**Extracted entries**
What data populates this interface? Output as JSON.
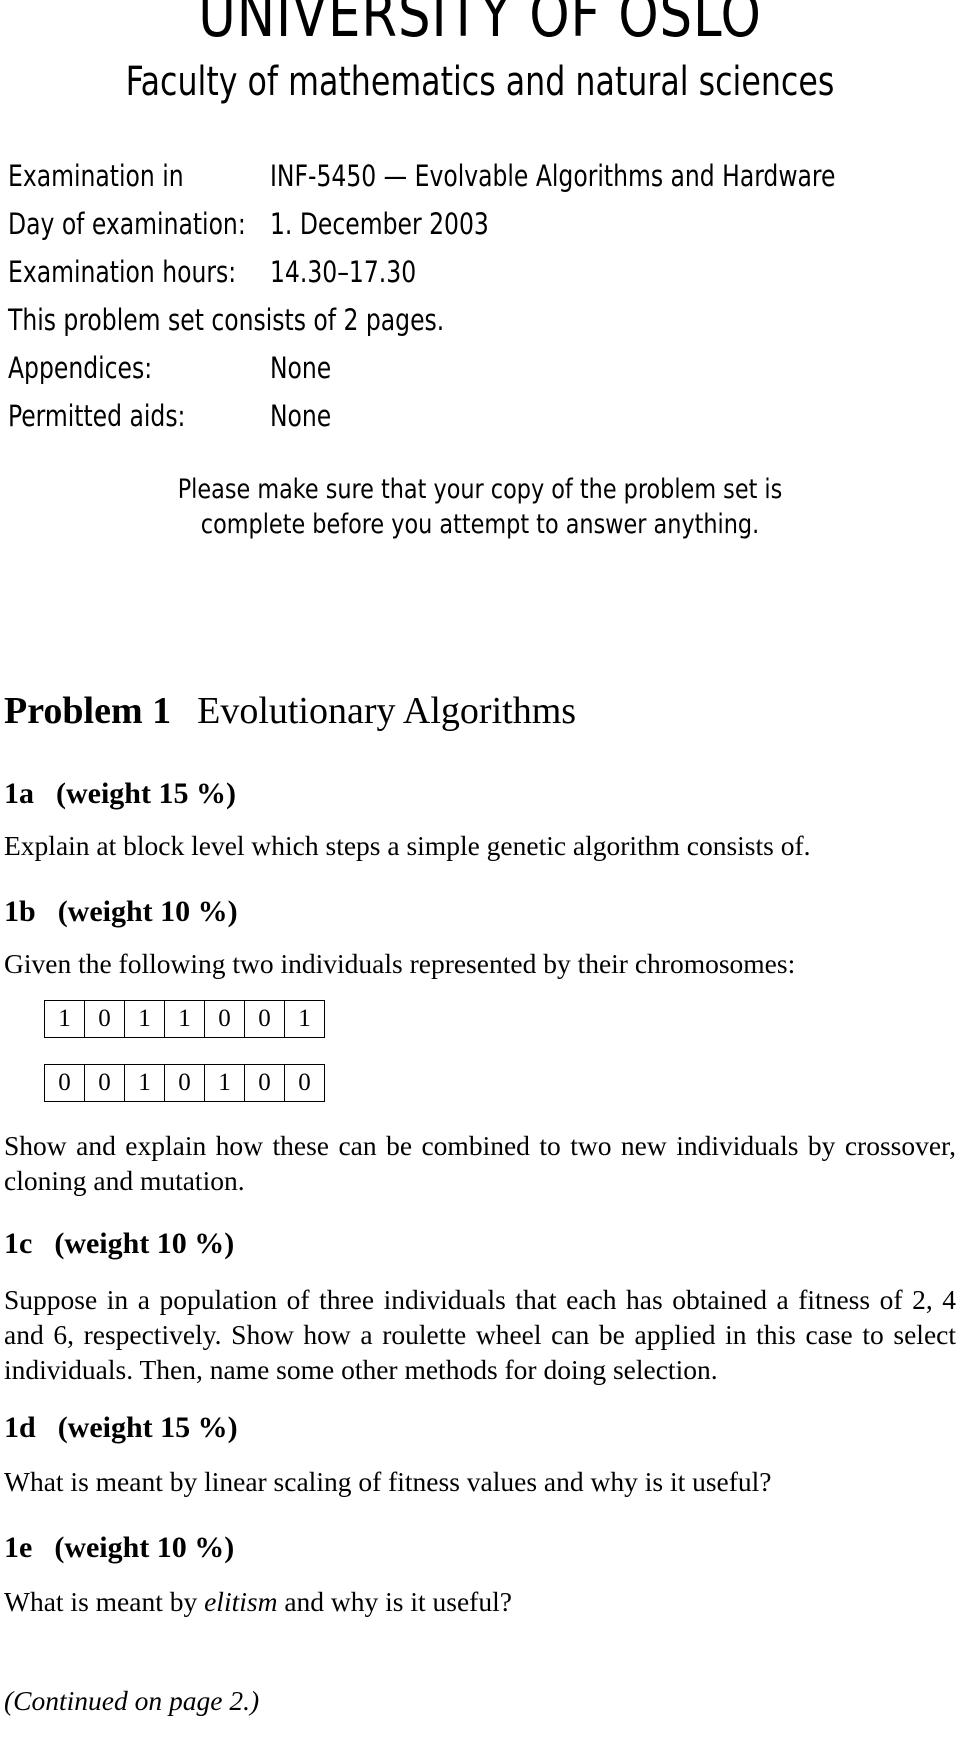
{
  "masthead": {
    "university": "UNIVERSITY OF OSLO",
    "faculty": "Faculty of mathematics and natural sciences"
  },
  "exam_info": {
    "rows": [
      {
        "label": "Examination in",
        "value": "INF-5450 — Evolvable Algorithms and Hardware"
      },
      {
        "label": "Day of examination:",
        "value": "1. December 2003"
      },
      {
        "label": "Examination hours:",
        "value": "14.30–17.30"
      }
    ],
    "pages_note": "This problem set consists of 2 pages.",
    "appendices_label": "Appendices:",
    "appendices_value": "None",
    "permitted_aids_label": "Permitted aids:",
    "permitted_aids_value": "None"
  },
  "notice": {
    "line1": "Please make sure that your copy of the problem set is",
    "line2": "complete before you attempt to answer anything."
  },
  "problem": {
    "number": "Problem 1",
    "title": "Evolutionary Algorithms"
  },
  "parts": {
    "a": {
      "id": "1a",
      "weight": "(weight 15 %)",
      "text": "Explain at block level which steps a simple genetic algorithm consists of."
    },
    "b": {
      "id": "1b",
      "weight": "(weight 10 %)",
      "intro": "Given the following two individuals represented by their chromosomes:",
      "outro": "Show and explain how these can be combined to two new individuals by crossover, cloning and mutation."
    },
    "c": {
      "id": "1c",
      "weight": "(weight 10 %)",
      "text": "Suppose in a population of three individuals that each has obtained a fitness of 2, 4 and 6, respectively. Show how a roulette wheel can be applied in this case to select individuals. Then, name some other methods for doing selection."
    },
    "d": {
      "id": "1d",
      "weight": "(weight 15 %)",
      "text": "What is meant by linear scaling of fitness values and why is it useful?"
    },
    "e": {
      "id": "1e",
      "weight": "(weight 10 %)",
      "text_before": "What is meant by ",
      "emphasis": "elitism",
      "text_after": " and why is it useful?"
    }
  },
  "chromosomes": {
    "individual_1": [
      "1",
      "0",
      "1",
      "1",
      "0",
      "0",
      "1"
    ],
    "individual_2": [
      "0",
      "0",
      "1",
      "0",
      "1",
      "0",
      "0"
    ]
  },
  "footer": {
    "continued": "(Continued on page 2.)"
  }
}
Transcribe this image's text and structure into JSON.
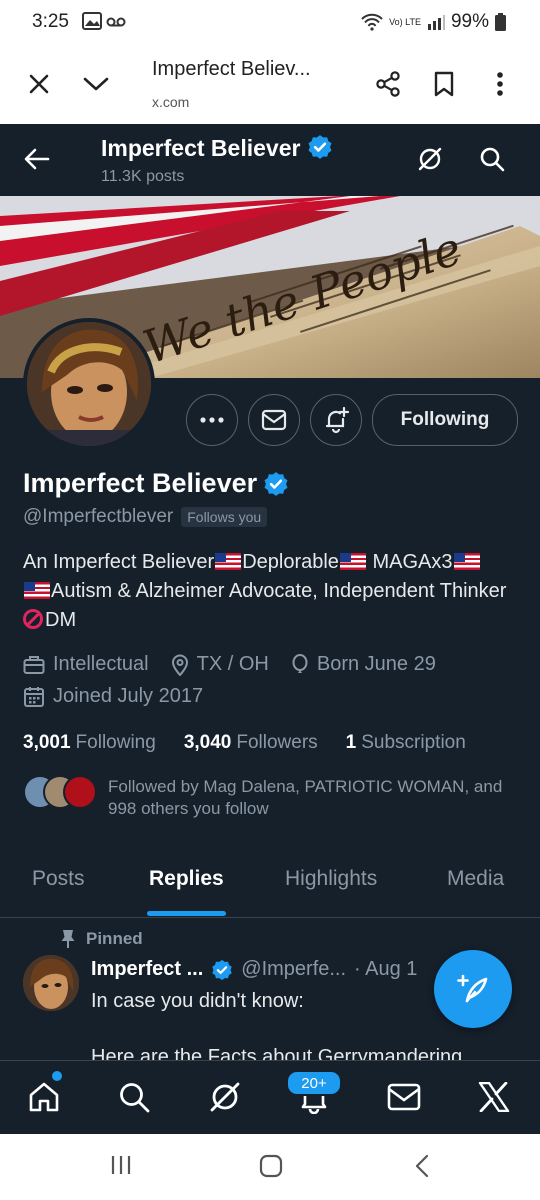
{
  "status_bar": {
    "time": "3:25",
    "battery": "99%",
    "network": "Vo) LTE"
  },
  "browser": {
    "title": "Imperfect Believ...",
    "url": "x.com"
  },
  "header": {
    "name": "Imperfect Believer",
    "posts": "11.3K posts"
  },
  "banner": {
    "text": "We the People"
  },
  "actions": {
    "follow_label": "Following"
  },
  "profile": {
    "name": "Imperfect Believer",
    "handle": "@Imperfectblever",
    "follows_you": "Follows you",
    "bio_1": "An Imperfect Believer",
    "bio_2": "Deplorable",
    "bio_3": " MAGAx3",
    "bio_4": "Autism & Alzheimer Advocate, Independent Thinker ",
    "bio_5": "DM",
    "category": "Intellectual",
    "location": "TX / OH",
    "birthday": "Born June 29",
    "joined": "Joined July 2017",
    "following_count": "3,001",
    "following_label": "Following",
    "followers_count": "3,040",
    "followers_label": "Followers",
    "subscription_count": "1",
    "subscription_label": "Subscription",
    "followed_by": "Followed by Mag Dalena, PATRIOTIC WOMAN, and 998 others you follow"
  },
  "tabs": [
    "Posts",
    "Replies",
    "Highlights",
    "Media"
  ],
  "active_tab": "Replies",
  "pinned_tweet": {
    "pinned_label": "Pinned",
    "name": "Imperfect ...",
    "handle": "@Imperfe...",
    "date": "· Aug 1",
    "text": "In case you didn't know:",
    "text2": "Here are the Facts about Gerrymandering"
  },
  "bottom_nav": {
    "notifications_badge": "20+"
  },
  "colors": {
    "background": "#15202b",
    "accent": "#1d9bf0",
    "muted": "#8b98a5"
  }
}
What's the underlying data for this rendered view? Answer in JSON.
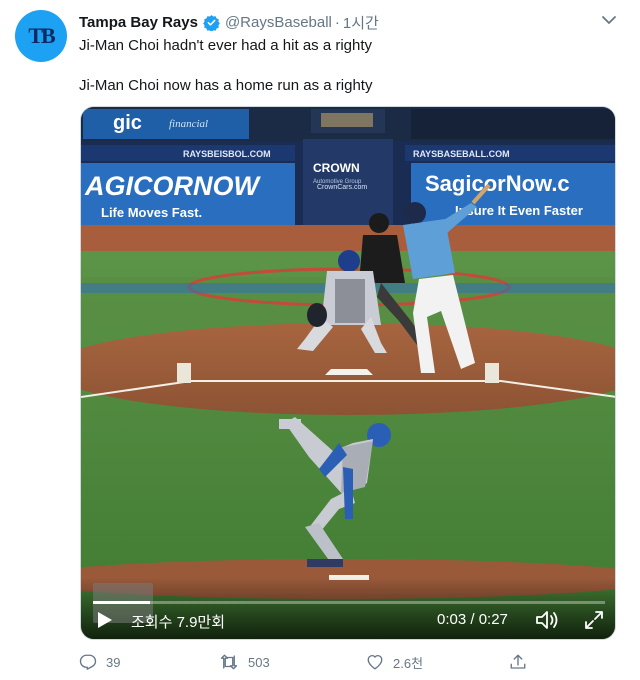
{
  "tweet": {
    "avatar_text": "TB",
    "display_name": "Tampa Bay Rays",
    "handle": "@RaysBaseball",
    "separator": "·",
    "time": "1시간",
    "text_line_1": "Ji-Man Choi hadn't ever had a hit as a righty",
    "text_line_2": "Ji-Man Choi now has a home run as a righty"
  },
  "video": {
    "views": "조회수 7.9만회",
    "time_display": "0:03 / 0:27",
    "progress_fraction": 0.111,
    "ads": {
      "left_banner": "AGICORNOW",
      "left_sub": "Life Moves Fast.",
      "left_url": "RAYSBEISBOL.COM",
      "crown_top": "CROWN",
      "crown_mid": "Automotive Group",
      "crown_url": "CrownCars.com",
      "right_banner": "SagicorNow.c",
      "right_sub": "Insure It Even Faster",
      "right_url": "RAYSBASEBALL.COM",
      "top_left": "gic",
      "top_left_sub": "financial"
    }
  },
  "actions": {
    "reply_count": "39",
    "retweet_count": "503",
    "like_count": "2.6천"
  },
  "colors": {
    "brand_blue": "#1da1f2",
    "muted": "#657786",
    "field_green": "#4e8a3e",
    "dirt": "#9a5a3a"
  }
}
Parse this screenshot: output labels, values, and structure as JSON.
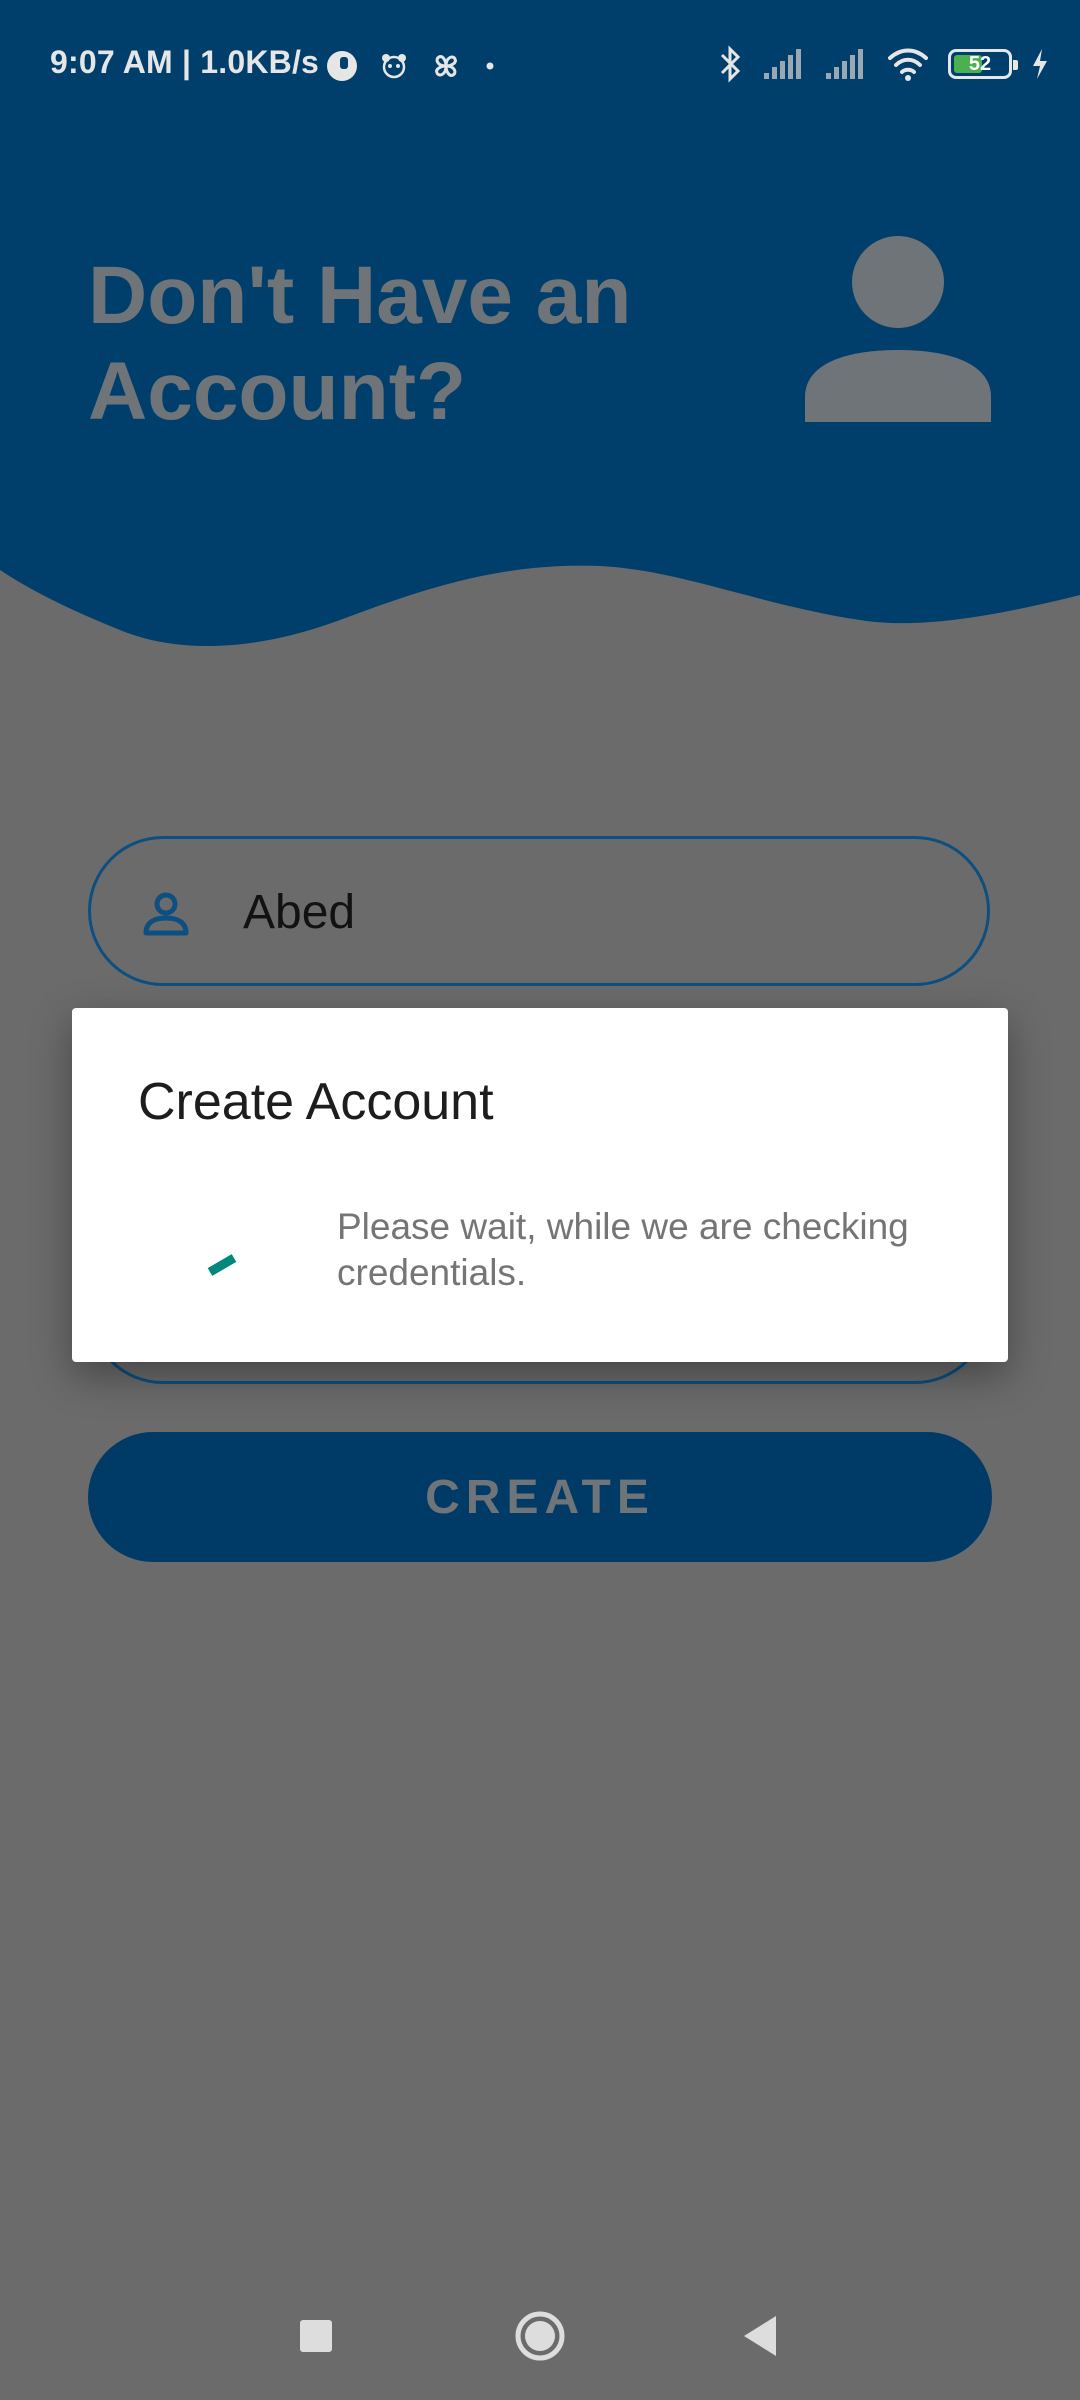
{
  "status_bar": {
    "time_and_speed": "9:07 AM | 1.0KB/s",
    "battery_level": "52",
    "icons": [
      "circle-app-icon",
      "panda-icon",
      "pinwheel-icon",
      "dot-icon",
      "bluetooth-icon",
      "signal-icon",
      "signal-icon",
      "wifi-icon",
      "battery-icon",
      "charging-icon"
    ]
  },
  "header": {
    "title": "Don't Have an Account?",
    "icon": "person-icon",
    "color": "#003f6b"
  },
  "form": {
    "name_value": "Abed",
    "name_icon": "person-outline-icon",
    "create_label": "CREATE"
  },
  "dialog": {
    "title": "Create Account",
    "message": "Please wait, while we are checking credentials.",
    "spinner_color": "#00897b"
  },
  "nav_bar": {
    "icons": [
      "recent-apps-icon",
      "home-icon",
      "back-icon"
    ]
  }
}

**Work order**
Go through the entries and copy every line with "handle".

**Your solution**
    "handle": "@Imperfectblever",
    "handle": "@Imperfe...",
    "handle": "@RaysBaseball",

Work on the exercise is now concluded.